You can’t have too many power banks, so stock up

Folks, here’s the bottom line. Everything you care about runs on batteries. I’ve complained before about how batteries aren’t keeping up with technology. Today’s rechargeable batteries are full of toxic chemicals, they only last a few years of heavy use, and they either charge slowly or catch on fire. If we had reliable, better sources of power, our electronics could be smaller, lighter, cheaper, and better for the environment. But the fact is, we don’t.

So, if you want to make sure your stuff stays charged, you have to rely on that battery. Most of the time it just takes a charger and a cord to give yourself a quick topup. But, if you’re traveling or have a power failure, that option isn’t there. That’s where power banks come in.

Power banks are so simple.

Open up your typical power bank and you’ll find something like this. That’s right, it’s really nothing but another rechargeable battery. Or in this case, three of them. There’s a little bit of logic because this power bank is also a flashlight and puts out USB power at two different levels. There’s also some circuitry to make sure that it doesn’t explode while it’s charging, and that’s always a good thing.

But really, power banks are nothing more than big batteries that discharge into your smaller battery. Nothing more to them honestly.

Choosing the right power bank

The big difference between power banks is capacity. Capacity is generally shown in milliamp hours. An amp is one way of measuring the current that can be provided by the battery. (Here’s an explainer.) A milliamp hour is the ability to provide one milliamp of current for one hour, or the equivalent amount of current over a shorter amount of time. But that’s not super important.

What you need to know is that it takes about 2,500mAh (mAh is the abbreviation for milliamp hours) to completely charge the average phone. It takes about 6,000mAh to charge the average tablet. Every phone is different so this will vary from device to device. This means that a 10,000mAh power bank will hold about 4 charges of the average phone.

You also need to make sure that the power bank supplies the kind of power your device needs. Most power banks today will supply 2 amps of power from their connectors, but older or less expensive ones will only supply 1 amp. Most phones will work with 1 amp charging, but tablets and e-readers generally won’t.

Finally, you need to make sure that the power bank has the right connector. Most power banks still use the USB-A connection, the rectangular one you see on your computer. Some will also give a USB-C connection which is designed for newer phones. There are cables you can get to convert one to the other if you need.

Why have more than one?

You can get some truly massive power banks that will supply 25,000mAh or more. But, they’re heavy. It makes more sense to have a selection of smaller ones and use the one you need when you’re traveling. Some power banks have solar cells for recharging, and some emergency radios can also be used for charging using a crank. I personally think the best thing to do is adopt an “all of the above” strategy when it comes to emergency preparedness. Keeping a bunch of power banks charged and ready will keep you connected when the power goes out.
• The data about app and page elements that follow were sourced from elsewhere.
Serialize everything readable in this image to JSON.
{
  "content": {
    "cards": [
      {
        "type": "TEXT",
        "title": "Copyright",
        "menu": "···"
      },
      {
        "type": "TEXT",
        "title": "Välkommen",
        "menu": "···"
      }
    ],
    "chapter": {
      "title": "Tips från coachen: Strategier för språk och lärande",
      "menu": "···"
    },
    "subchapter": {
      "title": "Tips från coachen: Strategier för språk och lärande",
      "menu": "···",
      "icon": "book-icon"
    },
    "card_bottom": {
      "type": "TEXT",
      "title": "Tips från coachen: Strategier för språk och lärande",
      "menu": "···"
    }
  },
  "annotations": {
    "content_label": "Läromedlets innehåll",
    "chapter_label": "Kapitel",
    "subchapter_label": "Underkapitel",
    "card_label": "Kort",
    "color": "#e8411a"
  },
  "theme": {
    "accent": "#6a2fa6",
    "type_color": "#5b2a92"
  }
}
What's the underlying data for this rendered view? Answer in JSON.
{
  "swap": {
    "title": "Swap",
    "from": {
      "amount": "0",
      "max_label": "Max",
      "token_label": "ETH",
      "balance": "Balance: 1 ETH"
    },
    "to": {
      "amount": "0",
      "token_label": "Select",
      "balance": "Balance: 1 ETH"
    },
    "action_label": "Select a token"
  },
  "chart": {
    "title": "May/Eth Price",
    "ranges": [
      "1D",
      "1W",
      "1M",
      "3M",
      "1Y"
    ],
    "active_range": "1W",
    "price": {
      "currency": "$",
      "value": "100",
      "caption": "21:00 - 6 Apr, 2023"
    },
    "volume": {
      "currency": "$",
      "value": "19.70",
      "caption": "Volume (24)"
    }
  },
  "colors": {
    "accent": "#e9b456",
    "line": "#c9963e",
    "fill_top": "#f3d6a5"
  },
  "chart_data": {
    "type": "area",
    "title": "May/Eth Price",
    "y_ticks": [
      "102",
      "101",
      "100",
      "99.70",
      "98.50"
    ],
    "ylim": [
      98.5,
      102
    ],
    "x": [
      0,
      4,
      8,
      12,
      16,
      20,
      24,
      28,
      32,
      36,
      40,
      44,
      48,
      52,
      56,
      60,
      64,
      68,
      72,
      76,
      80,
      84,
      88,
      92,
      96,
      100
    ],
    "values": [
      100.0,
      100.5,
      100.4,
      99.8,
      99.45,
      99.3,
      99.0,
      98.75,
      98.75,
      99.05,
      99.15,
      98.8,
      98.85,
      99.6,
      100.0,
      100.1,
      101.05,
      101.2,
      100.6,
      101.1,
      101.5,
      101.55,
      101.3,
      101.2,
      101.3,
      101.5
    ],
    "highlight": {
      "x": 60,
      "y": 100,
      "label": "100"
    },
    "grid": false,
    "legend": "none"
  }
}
And of course, you can find all those power banks when you shop the great selection at Solid Signal.

About the Author

Stuart Sweet
Stuart Sweet is the editor-in-chief of The Solid Signal Blog and a "master plumber" at Signal Group, LLC. He is the author of over 8,000 articles and longform tutorials including many posted here. Reach him by clicking on "Contact the Editor" at the bottom of this page.